What if there were no BBC? | University of Oxford
Cover of the report published by Reuters Institute for the Study of Journalism
Cover of the report published by Reuters Institute for the Study of Journalism

What if there were no BBC?

Cutting the BBC licence fee would reduce consumer choice and value for money, as well as possibly halving investment in new UK programmes, says an Oxford University study.

The 100-page report, launched today by the Reuters Institute for the Study of Journalism, explores what the current UK television market would be like if there were no BBC Television.

It concludes that without the BBC, total UK television industry revenue would probably be reduced. Total investment in programmes would be 5-25% lower, with investment in making new UK programmes possibly halved (25-50% lower), affecting viewers and UK production companies which would suffer a 'severe blow'.
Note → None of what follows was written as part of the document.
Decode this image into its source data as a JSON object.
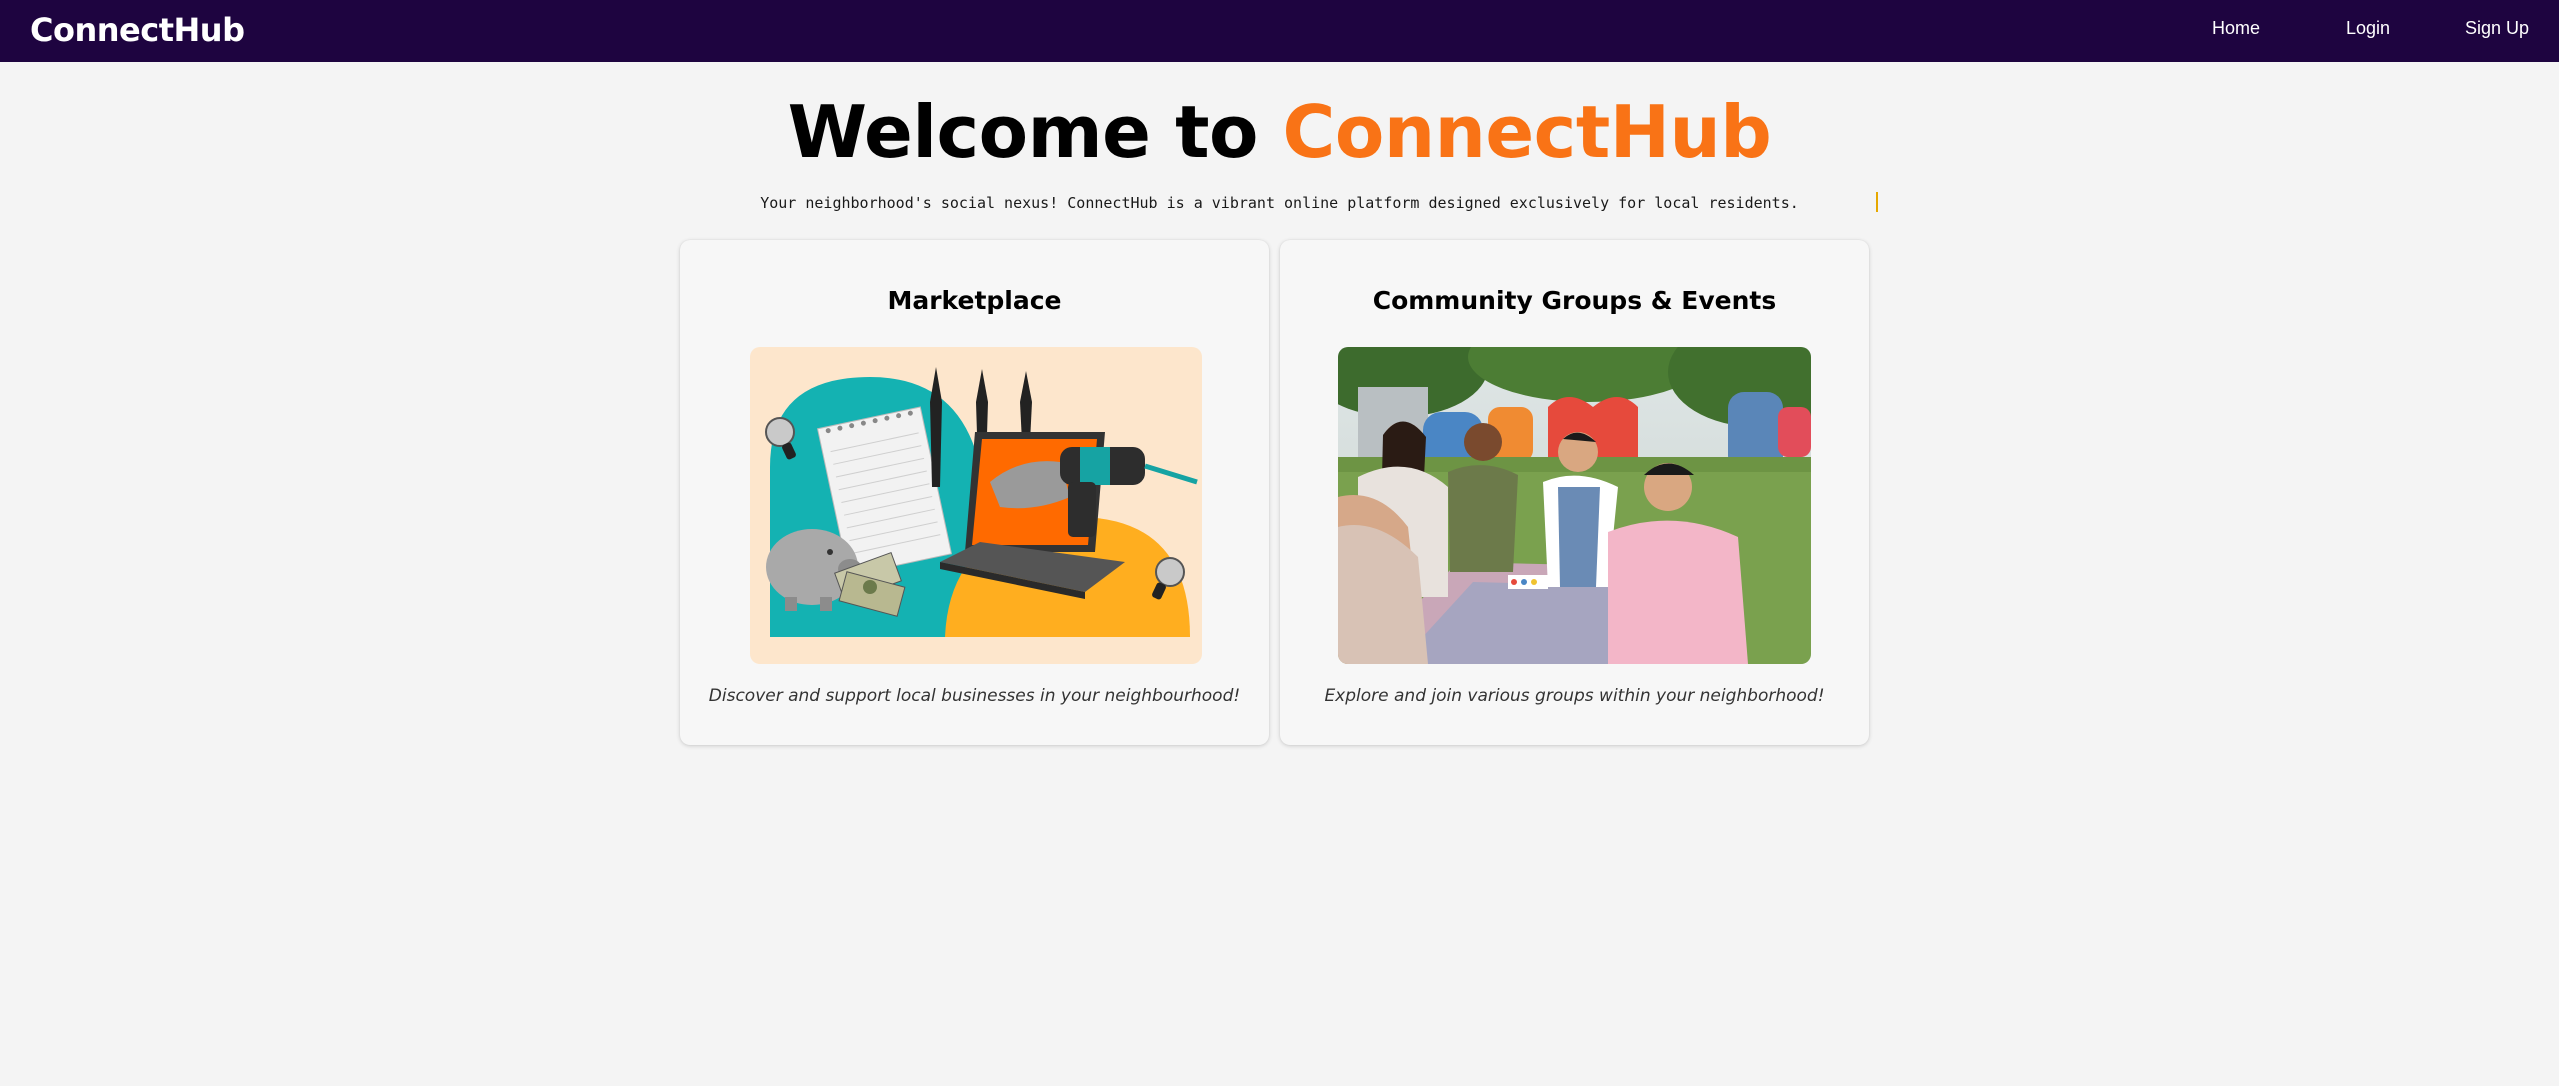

The report says that these projections are conservative, if anything, since they assume that the BBC 'crowds out' some of the investment in programming that would otherwise be made by commercial broadcasters. The evidence suggests that if, on the contrary, the BBC forces commercial channels to spend more on programmes in order to attract viewers, losing BBC Television would be even more damaging to viewers and programme producers than the report projects.

None of the BBC's critics argue for the BBC to be abolished overnight but, the report argues, many want it scaled back without providing any evidence that a smaller BBC would be better for the public. This study suggests that although scaling back the BBC would not be as bad as abolishing it, there would still be a detrimental effect on UK viewers and producers.

The authors argue that a future without BBC Television is not just a hypothetical scenario dreamed up by academics. They see it as the logical conclusion of the government's current 'salami slicing' policy of freezing the licence fee and diverting more of it to fund activities outside the BBC's UK services, while the rest of the market keeps growing. They project that if this policy continues – or accelerates, as some are advocating – within a generation the BBC will be reduced to a minor sideshow, becoming the UK equivalent of PBS (the Public Broadcasting Service) in the United States.

The scope of the report is limited in two ways: first, it focuses solely on television. Yet the licence fee also funds other services and activities such as BBC Radio, BBC Online, the World Service, S4C, and broadband delivery. The authors argue that if there were no BBC Television and no licence fee, these other activities would also be cut or another way of funding them would have to be found.

Secondly, the report is only about the BBC's impact on the public as 'consumers' rather than as 'citizens'. It remarks that the BBC's other contributions to national culture, society, the economy, child development, technology adoption and many other 'citizenship' benefits are excluded.

The report authors are Patrick Barwise, Visiting Fellow, and Professor Robert Picard, Director of Research, at Oxford's Reuters Institute for the Study of Journalism.

Professor Barwise said: 'Critics of the BBC and many economists argue that, funded by a compulsory licence fee, it distorts the market, making it hard for commercial competitors to prosper and meet consumers' needs. They conclude that viewers would be better served if the BBC were smaller – allowing commercial broadcasters to expand – and showed only public service programmes that the market will not provide. We believe this analysis demolishes that argument. A smaller BBC would be bad for the public even in pure consumer terms, when you look at choice and value for money.'

Professor Picard said: 'Our calculations suggest that without BBC Television almost all UK households would be worse off. They would either have to pay slightly more for slightly less choice or pay slightly less for much less choice. It would also be likely to mean less money being spent on programmes overall, with far fewer new programmes being made, so viewers could expect TV schedules with many more repeats and imports. These projections are conservative, if anything, as they assume that the BBC crowds out some investment in content by commercial broadcasters. On balance, it probably doesn't.'

The analysis is based on comparing the UK television market in 2012 with projections of what the market might have been like if there had been no BBC Television and no licence fee. The net impact of BBC Television is the difference between the two. The researchers have developed two different scenarios: one highly optimistic (from the viewpoint of the industry) and the other highly pessimistic.